**Records to process:**
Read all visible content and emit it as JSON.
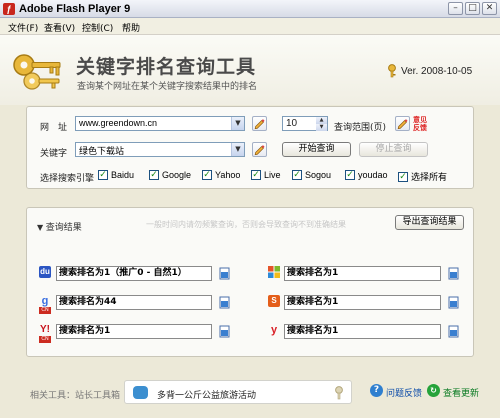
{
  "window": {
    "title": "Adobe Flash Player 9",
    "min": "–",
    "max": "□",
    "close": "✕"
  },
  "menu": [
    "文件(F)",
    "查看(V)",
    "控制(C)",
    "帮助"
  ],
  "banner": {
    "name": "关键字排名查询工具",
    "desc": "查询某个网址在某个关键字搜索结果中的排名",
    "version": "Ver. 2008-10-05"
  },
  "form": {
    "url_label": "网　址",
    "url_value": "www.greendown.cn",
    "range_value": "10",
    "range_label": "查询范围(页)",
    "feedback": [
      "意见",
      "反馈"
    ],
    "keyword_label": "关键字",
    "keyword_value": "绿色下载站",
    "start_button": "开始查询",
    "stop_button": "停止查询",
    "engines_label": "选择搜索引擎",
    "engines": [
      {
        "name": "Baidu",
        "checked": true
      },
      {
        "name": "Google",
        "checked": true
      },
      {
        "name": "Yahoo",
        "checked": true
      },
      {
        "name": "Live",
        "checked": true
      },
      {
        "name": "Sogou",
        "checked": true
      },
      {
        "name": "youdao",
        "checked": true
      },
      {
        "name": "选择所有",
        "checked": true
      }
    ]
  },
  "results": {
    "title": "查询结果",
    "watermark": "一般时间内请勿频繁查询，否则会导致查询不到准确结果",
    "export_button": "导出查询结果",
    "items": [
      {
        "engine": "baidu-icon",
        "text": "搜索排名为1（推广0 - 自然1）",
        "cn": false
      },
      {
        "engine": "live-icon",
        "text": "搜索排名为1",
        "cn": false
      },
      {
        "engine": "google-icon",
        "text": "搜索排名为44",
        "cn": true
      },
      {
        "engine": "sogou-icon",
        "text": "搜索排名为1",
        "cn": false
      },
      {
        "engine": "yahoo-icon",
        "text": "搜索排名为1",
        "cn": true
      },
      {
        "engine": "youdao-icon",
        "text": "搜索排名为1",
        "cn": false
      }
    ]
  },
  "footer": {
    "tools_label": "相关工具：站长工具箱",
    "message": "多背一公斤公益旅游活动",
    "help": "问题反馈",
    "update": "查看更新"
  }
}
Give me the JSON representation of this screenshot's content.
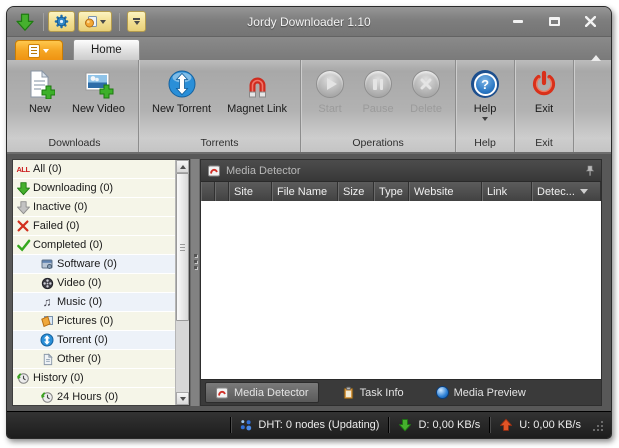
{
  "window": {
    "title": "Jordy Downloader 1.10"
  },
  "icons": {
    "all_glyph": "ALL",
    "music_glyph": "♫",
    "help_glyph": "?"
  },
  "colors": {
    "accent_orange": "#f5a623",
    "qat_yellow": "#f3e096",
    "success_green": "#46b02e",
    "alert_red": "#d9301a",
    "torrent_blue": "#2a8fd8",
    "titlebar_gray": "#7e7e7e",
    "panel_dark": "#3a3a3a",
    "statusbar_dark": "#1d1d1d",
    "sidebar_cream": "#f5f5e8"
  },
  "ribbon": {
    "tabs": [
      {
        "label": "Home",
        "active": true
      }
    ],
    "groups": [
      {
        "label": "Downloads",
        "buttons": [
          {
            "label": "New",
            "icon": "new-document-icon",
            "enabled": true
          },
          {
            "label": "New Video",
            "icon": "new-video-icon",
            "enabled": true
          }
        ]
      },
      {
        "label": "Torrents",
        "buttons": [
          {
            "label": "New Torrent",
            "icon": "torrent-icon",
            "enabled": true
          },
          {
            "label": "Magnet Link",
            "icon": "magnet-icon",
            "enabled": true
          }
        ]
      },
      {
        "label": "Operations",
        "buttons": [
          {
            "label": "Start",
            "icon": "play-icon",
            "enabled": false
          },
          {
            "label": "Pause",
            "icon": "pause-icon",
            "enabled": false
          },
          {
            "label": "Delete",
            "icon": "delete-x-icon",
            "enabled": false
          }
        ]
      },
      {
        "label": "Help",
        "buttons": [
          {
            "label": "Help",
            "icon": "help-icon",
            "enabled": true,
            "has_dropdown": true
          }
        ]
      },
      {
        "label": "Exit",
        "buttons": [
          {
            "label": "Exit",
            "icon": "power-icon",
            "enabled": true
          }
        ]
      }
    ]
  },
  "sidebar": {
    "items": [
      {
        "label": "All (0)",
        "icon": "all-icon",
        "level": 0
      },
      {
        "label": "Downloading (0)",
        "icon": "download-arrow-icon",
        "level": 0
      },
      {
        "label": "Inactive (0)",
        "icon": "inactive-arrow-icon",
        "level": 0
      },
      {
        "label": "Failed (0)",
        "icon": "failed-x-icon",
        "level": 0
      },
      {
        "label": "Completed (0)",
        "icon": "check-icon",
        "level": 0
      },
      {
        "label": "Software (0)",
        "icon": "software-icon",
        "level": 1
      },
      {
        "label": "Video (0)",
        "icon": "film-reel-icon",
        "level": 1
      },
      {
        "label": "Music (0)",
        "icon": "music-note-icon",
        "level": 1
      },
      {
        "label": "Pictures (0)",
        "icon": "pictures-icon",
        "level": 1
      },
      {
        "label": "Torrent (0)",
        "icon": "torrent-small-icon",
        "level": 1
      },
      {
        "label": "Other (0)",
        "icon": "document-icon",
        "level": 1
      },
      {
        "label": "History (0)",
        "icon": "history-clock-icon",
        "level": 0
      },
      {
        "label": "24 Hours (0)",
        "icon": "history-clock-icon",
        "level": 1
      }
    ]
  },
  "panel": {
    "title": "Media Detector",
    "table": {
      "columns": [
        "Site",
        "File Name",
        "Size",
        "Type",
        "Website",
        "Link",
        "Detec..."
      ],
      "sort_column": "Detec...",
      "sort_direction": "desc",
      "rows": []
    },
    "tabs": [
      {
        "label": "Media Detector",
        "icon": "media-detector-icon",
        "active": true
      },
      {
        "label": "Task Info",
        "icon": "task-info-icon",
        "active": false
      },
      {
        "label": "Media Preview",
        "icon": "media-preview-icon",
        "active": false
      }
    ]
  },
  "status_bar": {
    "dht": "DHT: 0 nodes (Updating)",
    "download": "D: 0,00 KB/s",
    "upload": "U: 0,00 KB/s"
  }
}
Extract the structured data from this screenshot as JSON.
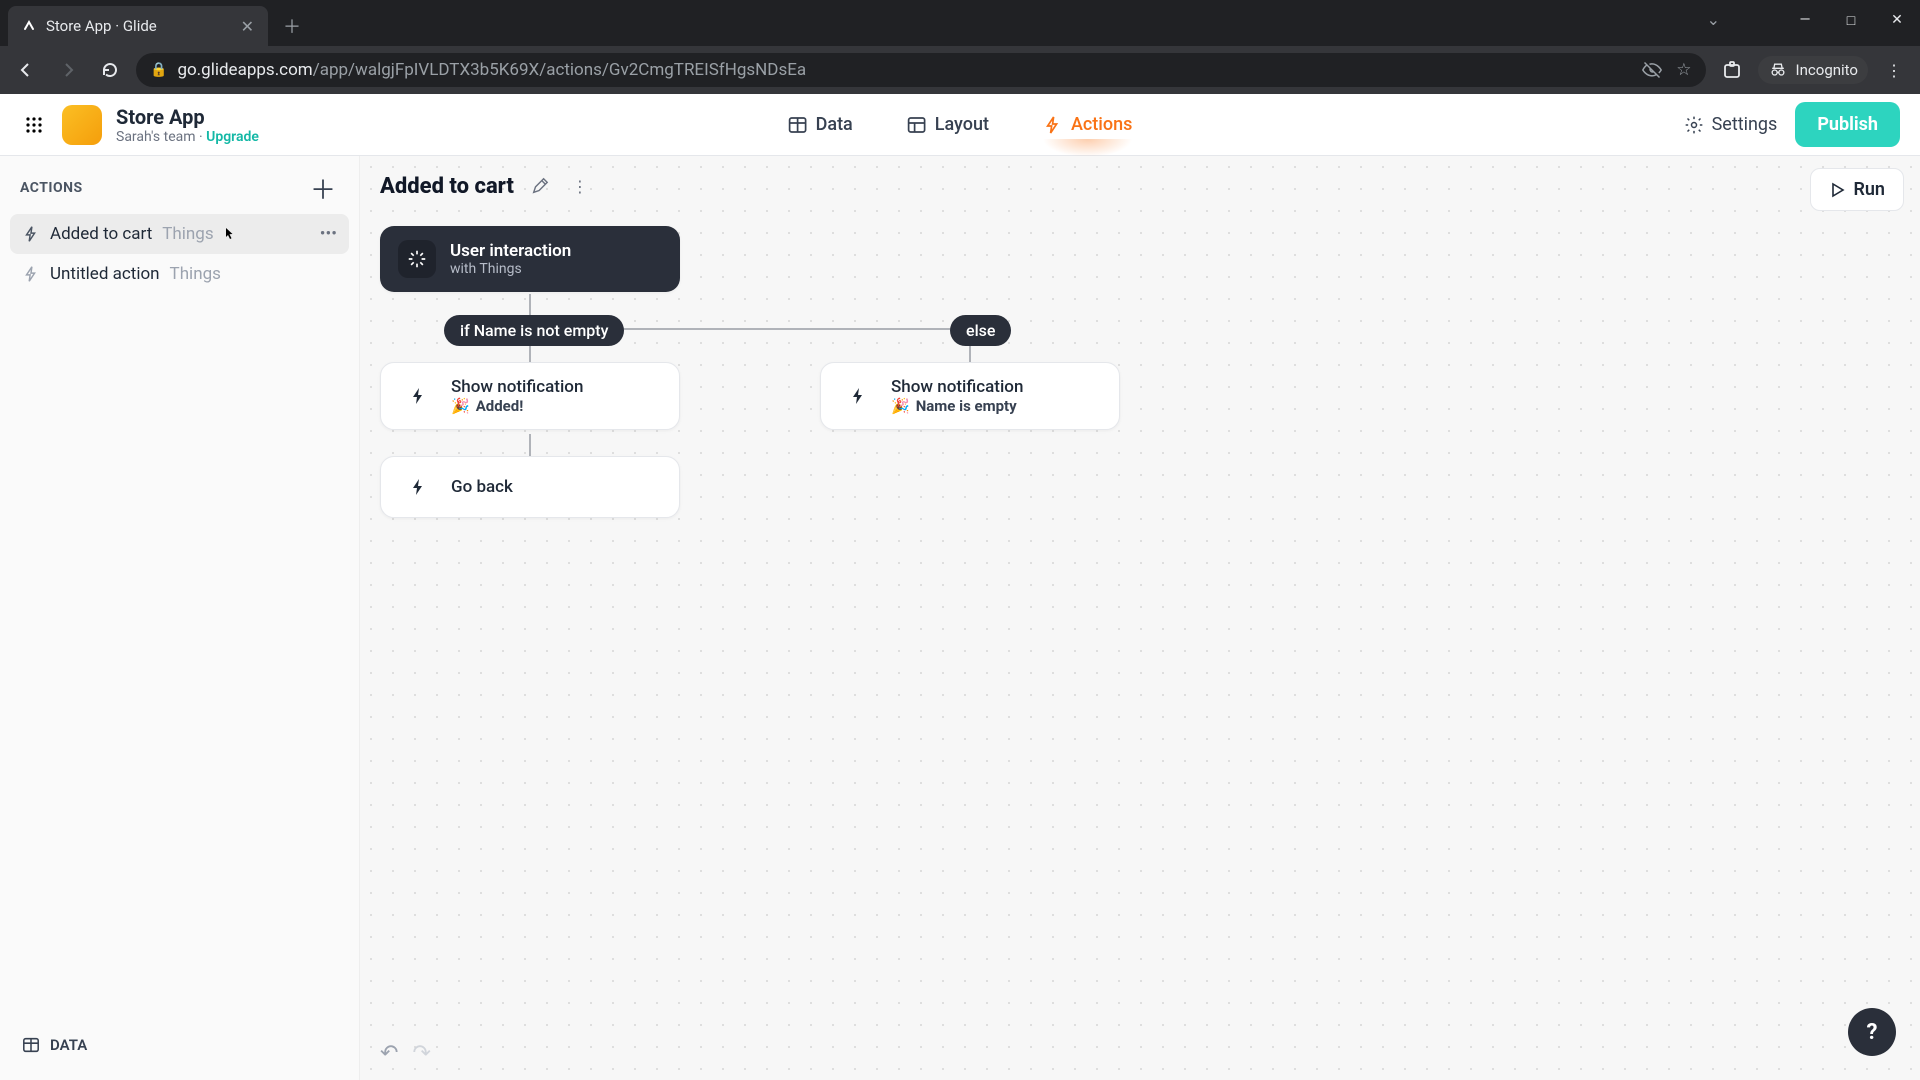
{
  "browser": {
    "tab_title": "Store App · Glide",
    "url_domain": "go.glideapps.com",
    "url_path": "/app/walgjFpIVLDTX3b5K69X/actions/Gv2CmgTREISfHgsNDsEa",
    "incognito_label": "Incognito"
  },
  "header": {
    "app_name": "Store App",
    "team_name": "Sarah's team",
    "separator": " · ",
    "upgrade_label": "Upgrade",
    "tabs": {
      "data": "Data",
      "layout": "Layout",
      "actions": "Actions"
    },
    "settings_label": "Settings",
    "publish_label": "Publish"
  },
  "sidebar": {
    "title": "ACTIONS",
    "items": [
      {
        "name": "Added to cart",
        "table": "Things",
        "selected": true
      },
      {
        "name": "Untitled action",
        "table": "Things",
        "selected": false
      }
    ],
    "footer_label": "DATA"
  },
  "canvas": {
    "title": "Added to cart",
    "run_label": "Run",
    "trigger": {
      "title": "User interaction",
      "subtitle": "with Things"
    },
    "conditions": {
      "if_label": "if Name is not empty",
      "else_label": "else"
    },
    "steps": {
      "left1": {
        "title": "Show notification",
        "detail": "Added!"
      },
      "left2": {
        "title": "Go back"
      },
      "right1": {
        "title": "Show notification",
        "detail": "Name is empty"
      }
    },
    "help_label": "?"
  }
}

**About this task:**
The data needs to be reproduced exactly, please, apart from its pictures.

**Answer section:**
Read all visible content and emit it as JSON.
{
  "window": {
    "title": "Adobe Flash Player 9",
    "min": "–",
    "max": "□",
    "close": "✕"
  },
  "menu": [
    "文件(F)",
    "查看(V)",
    "控制(C)",
    "帮助"
  ],
  "banner": {
    "name": "关键字排名查询工具",
    "desc": "查询某个网址在某个关键字搜索结果中的排名",
    "version": "Ver. 2008-10-05"
  },
  "form": {
    "url_label": "网　址",
    "url_value": "www.greendown.cn",
    "range_value": "10",
    "range_label": "查询范围(页)",
    "feedback": [
      "意见",
      "反馈"
    ],
    "keyword_label": "关键字",
    "keyword_value": "绿色下载站",
    "start_button": "开始查询",
    "stop_button": "停止查询",
    "engines_label": "选择搜索引擎",
    "engines": [
      {
        "name": "Baidu",
        "checked": true
      },
      {
        "name": "Google",
        "checked": true
      },
      {
        "name": "Yahoo",
        "checked": true
      },
      {
        "name": "Live",
        "checked": true
      },
      {
        "name": "Sogou",
        "checked": true
      },
      {
        "name": "youdao",
        "checked": true
      },
      {
        "name": "选择所有",
        "checked": true
      }
    ]
  },
  "results": {
    "title": "查询结果",
    "watermark": "一般时间内请勿频繁查询，否则会导致查询不到准确结果",
    "export_button": "导出查询结果",
    "items": [
      {
        "engine": "baidu-icon",
        "text": "搜索排名为1（推广0 - 自然1）",
        "cn": false
      },
      {
        "engine": "live-icon",
        "text": "搜索排名为1",
        "cn": false
      },
      {
        "engine": "google-icon",
        "text": "搜索排名为44",
        "cn": true
      },
      {
        "engine": "sogou-icon",
        "text": "搜索排名为1",
        "cn": false
      },
      {
        "engine": "yahoo-icon",
        "text": "搜索排名为1",
        "cn": true
      },
      {
        "engine": "youdao-icon",
        "text": "搜索排名为1",
        "cn": false
      }
    ]
  },
  "footer": {
    "tools_label": "相关工具：站长工具箱",
    "message": "多背一公斤公益旅游活动",
    "help": "问题反馈",
    "update": "查看更新"
  }
}
Give me the JSON representation of this screenshot's content.
{
  "window": {
    "title": "Jordy Downloader 1.10"
  },
  "icons": {
    "all_glyph": "ALL",
    "music_glyph": "♫",
    "help_glyph": "?"
  },
  "colors": {
    "accent_orange": "#f5a623",
    "qat_yellow": "#f3e096",
    "success_green": "#46b02e",
    "alert_red": "#d9301a",
    "torrent_blue": "#2a8fd8",
    "titlebar_gray": "#7e7e7e",
    "panel_dark": "#3a3a3a",
    "statusbar_dark": "#1d1d1d",
    "sidebar_cream": "#f5f5e8"
  },
  "ribbon": {
    "tabs": [
      {
        "label": "Home",
        "active": true
      }
    ],
    "groups": [
      {
        "label": "Downloads",
        "buttons": [
          {
            "label": "New",
            "icon": "new-document-icon",
            "enabled": true
          },
          {
            "label": "New Video",
            "icon": "new-video-icon",
            "enabled": true
          }
        ]
      },
      {
        "label": "Torrents",
        "buttons": [
          {
            "label": "New Torrent",
            "icon": "torrent-icon",
            "enabled": true
          },
          {
            "label": "Magnet Link",
            "icon": "magnet-icon",
            "enabled": true
          }
        ]
      },
      {
        "label": "Operations",
        "buttons": [
          {
            "label": "Start",
            "icon": "play-icon",
            "enabled": false
          },
          {
            "label": "Pause",
            "icon": "pause-icon",
            "enabled": false
          },
          {
            "label": "Delete",
            "icon": "delete-x-icon",
            "enabled": false
          }
        ]
      },
      {
        "label": "Help",
        "buttons": [
          {
            "label": "Help",
            "icon": "help-icon",
            "enabled": true,
            "has_dropdown": true
          }
        ]
      },
      {
        "label": "Exit",
        "buttons": [
          {
            "label": "Exit",
            "icon": "power-icon",
            "enabled": true
          }
        ]
      }
    ]
  },
  "sidebar": {
    "items": [
      {
        "label": "All (0)",
        "icon": "all-icon",
        "level": 0
      },
      {
        "label": "Downloading (0)",
        "icon": "download-arrow-icon",
        "level": 0
      },
      {
        "label": "Inactive (0)",
        "icon": "inactive-arrow-icon",
        "level": 0
      },
      {
        "label": "Failed (0)",
        "icon": "failed-x-icon",
        "level": 0
      },
      {
        "label": "Completed (0)",
        "icon": "check-icon",
        "level": 0
      },
      {
        "label": "Software (0)",
        "icon": "software-icon",
        "level": 1
      },
      {
        "label": "Video (0)",
        "icon": "film-reel-icon",
        "level": 1
      },
      {
        "label": "Music (0)",
        "icon": "music-note-icon",
        "level": 1
      },
      {
        "label": "Pictures (0)",
        "icon": "pictures-icon",
        "level": 1
      },
      {
        "label": "Torrent (0)",
        "icon": "torrent-small-icon",
        "level": 1
      },
      {
        "label": "Other (0)",
        "icon": "document-icon",
        "level": 1
      },
      {
        "label": "History (0)",
        "icon": "history-clock-icon",
        "level": 0
      },
      {
        "label": "24 Hours (0)",
        "icon": "history-clock-icon",
        "level": 1
      }
    ]
  },
  "panel": {
    "title": "Media Detector",
    "table": {
      "columns": [
        "Site",
        "File Name",
        "Size",
        "Type",
        "Website",
        "Link",
        "Detec..."
      ],
      "sort_column": "Detec...",
      "sort_direction": "desc",
      "rows": []
    },
    "tabs": [
      {
        "label": "Media Detector",
        "icon": "media-detector-icon",
        "active": true
      },
      {
        "label": "Task Info",
        "icon": "task-info-icon",
        "active": false
      },
      {
        "label": "Media Preview",
        "icon": "media-preview-icon",
        "active": false
      }
    ]
  },
  "status_bar": {
    "dht": "DHT: 0 nodes (Updating)",
    "download": "D: 0,00 KB/s",
    "upload": "U: 0,00 KB/s"
  }
}
Extract the structured data from this screenshot as JSON.
{
  "browser": {
    "tab_title": "Store App · Glide",
    "url_domain": "go.glideapps.com",
    "url_path": "/app/walgjFpIVLDTX3b5K69X/actions/Gv2CmgTREISfHgsNDsEa",
    "incognito_label": "Incognito"
  },
  "header": {
    "app_name": "Store App",
    "team_name": "Sarah's team",
    "separator": " · ",
    "upgrade_label": "Upgrade",
    "tabs": {
      "data": "Data",
      "layout": "Layout",
      "actions": "Actions"
    },
    "settings_label": "Settings",
    "publish_label": "Publish"
  },
  "sidebar": {
    "title": "ACTIONS",
    "items": [
      {
        "name": "Added to cart",
        "table": "Things",
        "selected": true
      },
      {
        "name": "Untitled action",
        "table": "Things",
        "selected": false
      }
    ],
    "footer_label": "DATA"
  },
  "canvas": {
    "title": "Added to cart",
    "run_label": "Run",
    "trigger": {
      "title": "User interaction",
      "subtitle": "with Things"
    },
    "conditions": {
      "if_label": "if Name is not empty",
      "else_label": "else"
    },
    "steps": {
      "left1": {
        "title": "Show notification",
        "detail": "Added!"
      },
      "left2": {
        "title": "Go back"
      },
      "right1": {
        "title": "Show notification",
        "detail": "Name is empty"
      }
    },
    "help_label": "?"
  }
}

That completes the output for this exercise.